    From The Root: President Obama posted a comment for the little girl on her grandmother’s Facebook page:

    “Caprina, tell her to dry her tears, because I’m not going anywhere. Once I leave the White House, I’ll still be a citizen just like her. And when she grows up, she can get involved right alongside me. In the meantime, I’ll keep an eye out for her letter, and we’ll always get to celebrate our birthdays together!”

    • dakinikat says:

      That’s so sweet!

    • Fannie says:

      Precious little girls……….a young girl just about her age, saw me walking my Murphy today, and she ran out to the drive way, and yelled at me, “I really like your dog”, and ran as fast as she could back to the front door. Next time I am going to walk on her side of the road, so they can become friends. Murphy likes kids, it’s just that he is so big, I’ve got to watch him carefully.

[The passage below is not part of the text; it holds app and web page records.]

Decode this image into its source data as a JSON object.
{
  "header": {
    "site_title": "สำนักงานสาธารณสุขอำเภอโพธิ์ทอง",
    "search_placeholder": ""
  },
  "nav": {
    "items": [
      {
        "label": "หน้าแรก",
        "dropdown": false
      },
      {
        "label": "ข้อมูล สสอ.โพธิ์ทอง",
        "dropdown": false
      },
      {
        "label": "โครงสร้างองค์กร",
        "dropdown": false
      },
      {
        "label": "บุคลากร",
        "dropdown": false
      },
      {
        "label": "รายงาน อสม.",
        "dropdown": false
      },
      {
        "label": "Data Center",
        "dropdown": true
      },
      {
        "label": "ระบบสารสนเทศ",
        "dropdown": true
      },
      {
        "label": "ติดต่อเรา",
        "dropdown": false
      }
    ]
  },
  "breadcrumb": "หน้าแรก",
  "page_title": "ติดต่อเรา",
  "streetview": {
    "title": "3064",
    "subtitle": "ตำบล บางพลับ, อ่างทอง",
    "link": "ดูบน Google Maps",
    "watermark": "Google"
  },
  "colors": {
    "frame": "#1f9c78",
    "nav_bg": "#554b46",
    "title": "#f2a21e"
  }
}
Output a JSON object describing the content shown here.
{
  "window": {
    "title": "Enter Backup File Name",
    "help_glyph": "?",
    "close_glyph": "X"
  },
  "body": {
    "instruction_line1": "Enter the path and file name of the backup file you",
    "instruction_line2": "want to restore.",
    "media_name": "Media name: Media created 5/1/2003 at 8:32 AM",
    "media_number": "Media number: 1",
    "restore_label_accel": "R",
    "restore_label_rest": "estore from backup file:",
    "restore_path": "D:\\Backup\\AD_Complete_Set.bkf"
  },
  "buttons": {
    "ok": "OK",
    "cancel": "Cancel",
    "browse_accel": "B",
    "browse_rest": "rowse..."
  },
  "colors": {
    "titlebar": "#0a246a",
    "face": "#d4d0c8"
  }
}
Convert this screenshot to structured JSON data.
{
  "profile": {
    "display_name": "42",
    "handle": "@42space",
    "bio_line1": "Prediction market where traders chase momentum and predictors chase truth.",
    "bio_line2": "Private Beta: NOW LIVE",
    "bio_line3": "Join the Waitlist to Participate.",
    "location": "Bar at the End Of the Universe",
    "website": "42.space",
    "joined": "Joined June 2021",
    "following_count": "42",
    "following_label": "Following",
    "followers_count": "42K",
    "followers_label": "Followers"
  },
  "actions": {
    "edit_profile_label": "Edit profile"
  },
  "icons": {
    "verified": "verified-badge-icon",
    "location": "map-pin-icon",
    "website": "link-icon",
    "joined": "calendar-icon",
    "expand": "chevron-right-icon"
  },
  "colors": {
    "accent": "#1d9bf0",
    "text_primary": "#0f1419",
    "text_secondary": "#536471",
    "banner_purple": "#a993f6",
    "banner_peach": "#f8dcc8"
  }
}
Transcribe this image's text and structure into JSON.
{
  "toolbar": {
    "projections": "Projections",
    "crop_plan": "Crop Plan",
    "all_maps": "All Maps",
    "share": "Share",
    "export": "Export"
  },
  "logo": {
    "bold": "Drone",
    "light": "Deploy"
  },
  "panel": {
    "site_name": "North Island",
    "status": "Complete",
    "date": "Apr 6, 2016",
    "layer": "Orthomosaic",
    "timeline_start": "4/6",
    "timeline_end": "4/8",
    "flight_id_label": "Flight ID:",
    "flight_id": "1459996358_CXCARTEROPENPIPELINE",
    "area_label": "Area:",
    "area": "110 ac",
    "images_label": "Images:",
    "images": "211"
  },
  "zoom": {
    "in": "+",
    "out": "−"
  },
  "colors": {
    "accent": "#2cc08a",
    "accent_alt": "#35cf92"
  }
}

  17. Earlynerd says:

    Love the “TweetsFrom” motif – right down to the shades & smartphone.

  18. Fannie says:

    Great post today, loved it all, photos, and all the reads. Thanks for sharing Amanda Marcotte article, and for all the union information.

    Moveon has a petition out to force Dolores Huerta to say she is sorry, and try to get her fired. LOL with that, what they going to do call the UFW Union, UFCW, or Mecha, or LaRaza, that’s a damn laugh. Maybe call the Republican Union Busters. I was in contact with her staff, and shared some information, hoping to hear back, if she wants our help.

    I read up on how poor the democrats seems to be doing, and went back to NH showing republicans beating dems, but not a shattering record, and with Bernie’s win, was short 30,000 votes than in 2008. So the turnout is low for dems all the way around.

    Trump is still at the 35% mark, and Rubio coming up on 30%………there’s a group of people who would never vote for Trump. I can’t help but wonder if the establishment who runs the convention will pull a fast one.

    I am having a little bit of surprise from some older women. I get messages saying they can not say anything, or show who they support because of their family/community/religious/connections? Then I have those on the other side of fence with Bernie, and they keep far away from me. Yikes.

    I sure am glad I’ve been here for long time and sticking with Hillary. I hope to work here in Idaho, but it’s a hell of a battle. I have supported several groups, and they seem to be feeling the bern, so now I can’t go eye ball to eye ball with them, and that bothers me.

    Hillary’s in Texas, I remember her blue plate special, and tonight I am wondering what size cowgirl boots she’s wearing.

  19. Dee says:

    Link to a very good analysis of the race going forward.

    She’s Got This !

  20. Ron4Hills says:

    It took video to make the media wake up to Bernie Bro bad behavior.

  21. janicen says:

    I just got an update that Big Dawg is coming to Richmond tomorrow. Details have not been released.